Is that why the statistics are stacked against black young men in terms of all sorts of negative things – arrests, jail term length, conviction rates, unemployment rates, shot during routine or minor arrests rates, likelihood to get killed by a cop during a routine traffic stop?

Is that why a former reality TV show host is currently running for President on a platform of anger against the establishment?

Is that why unnecessary and extreme force was used against two black men this week?

Is that why snipers shot and killed police officers in Dallas last night?

Is that why #blacklivesmatter is a movement because too many people have lost hope in the belief that #ALLlivesmatter?   And only  once #blacklivesmatter  will we able to say that NOW #alllivesmatter?

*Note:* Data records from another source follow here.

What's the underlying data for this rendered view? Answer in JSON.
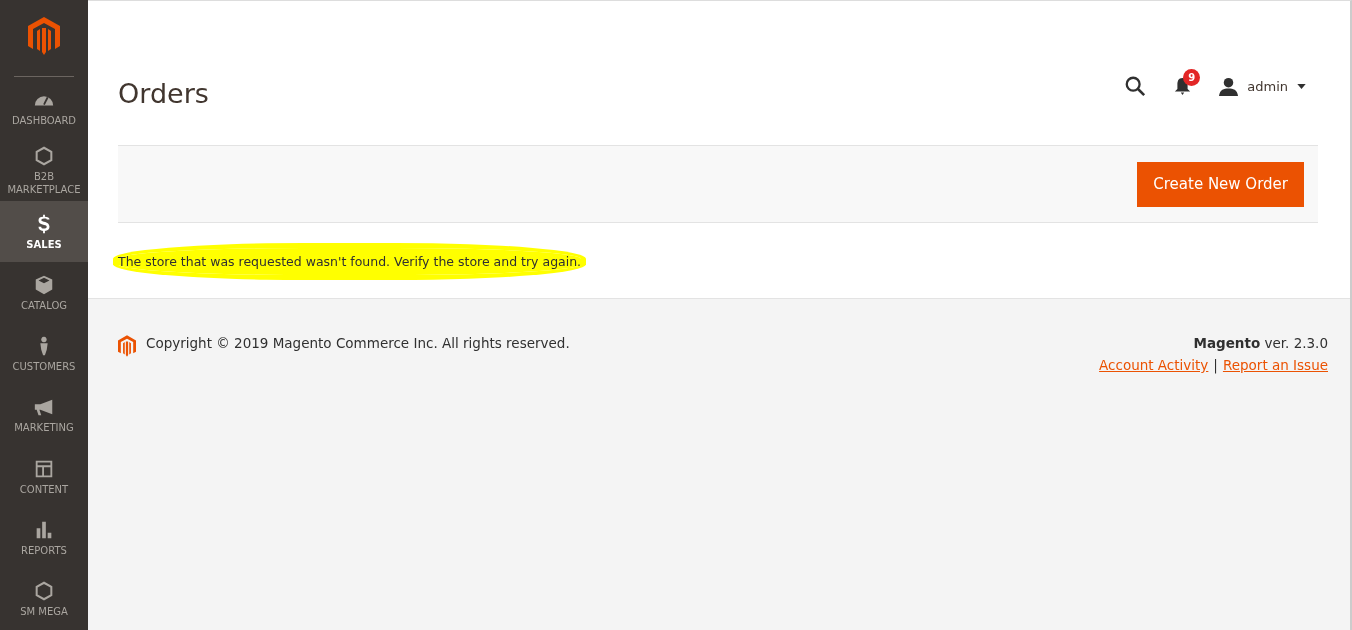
{
  "sidebar": {
    "items": [
      {
        "label": "DASHBOARD",
        "selected": false
      },
      {
        "label": "B2B MARKETPLACE",
        "selected": false
      },
      {
        "label": "SALES",
        "selected": true
      },
      {
        "label": "CATALOG",
        "selected": false
      },
      {
        "label": "CUSTOMERS",
        "selected": false
      },
      {
        "label": "MARKETING",
        "selected": false
      },
      {
        "label": "CONTENT",
        "selected": false
      },
      {
        "label": "REPORTS",
        "selected": false
      },
      {
        "label": "SM MEGA",
        "selected": false
      }
    ]
  },
  "header": {
    "title": "Orders",
    "notifications": "9",
    "user": "admin"
  },
  "toolbar": {
    "button": "Create New Order"
  },
  "message": "The store that was requested wasn't found. Verify the store and try again.",
  "footer": {
    "copyright": "Copyright © 2019 Magento Commerce Inc. All rights reserved.",
    "version": "**Magento** ver. 2.3.0",
    "links": [
      "Account Activity",
      "Report an Issue"
    ],
    "separator": "|"
  }
}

Is that why Britain voted to leave the European Union?   They had lost hope that being part of the EU would give them a better “chance?”

Hope – it is so important to have.

Hope – it’s so hard to see right now.

What can we do?

What should we do?

We all play different roles – how do each of those roles fit into putting hope back in the world?

We are all different – what role is God calling us to as we work to make this a better world?

A world where my son doesn’t have to worry about anything other than a ticket and an unhappy dad if he gets pulled over.

A world where black and white and Asian and Hispanic and…….. can worship together in peace.  

I don’t know in terms of the big picture things – but as one of the people at the Bible Study I attended last night said,  “We all need to work inside our circle to make the world a better place.   To make the world a safer place.  And it needs to start with the church.”

So, as the world swirls in turmoil, what can you do to make your circle a safer place?

What can your church do to make the world a safer place?

Go do something nice for your neighbor.

If you see a police officer today, go out of your way to thank him or her for keeping the peace.

Stand up for the rights of those who struggle.   Reach out to someone today who might  be struggling, especially with all of the events of this week.

Do Justice.

Love Mercy.

Walk Humbly with our God.



There are no easy answers.

Discussion in the car on the way to Bible Study – how can you talk about justice in a world like ours?

2 murders of black men by police in 1 day.

3 black kids in the car, one white kid.   The same world, friends.

Yet totally different worlds.  

One can move and live and act with freedom.    The others need to be concerned.

Concerned about what others think.

Concerned about how the world sees them.

And the fact that they might not like what they see.

“But that won’t happen here!”

Oh but it does.   It hasn’t ended in murder here, but it happens here.

Racism isn’t dead.   People are, but racism isn’t.

But hope is hard.

In a world full of evil, hope is hard.

But what do we do, God?  What do we do?

We know this is wrong.  We know the world is full of sin. 

But so many don’t want to acknowledge what is wrong.

So many are filled with anger.   Why?   

Why is anger getting in the way of healing?

What do we do?   How do we move forward?

How do we move towards peace when so many want war and hate and racism?

If change is going to come, it’s going to start with the church.

Nothing else works.

And the church needs to work together.




Please God, show us……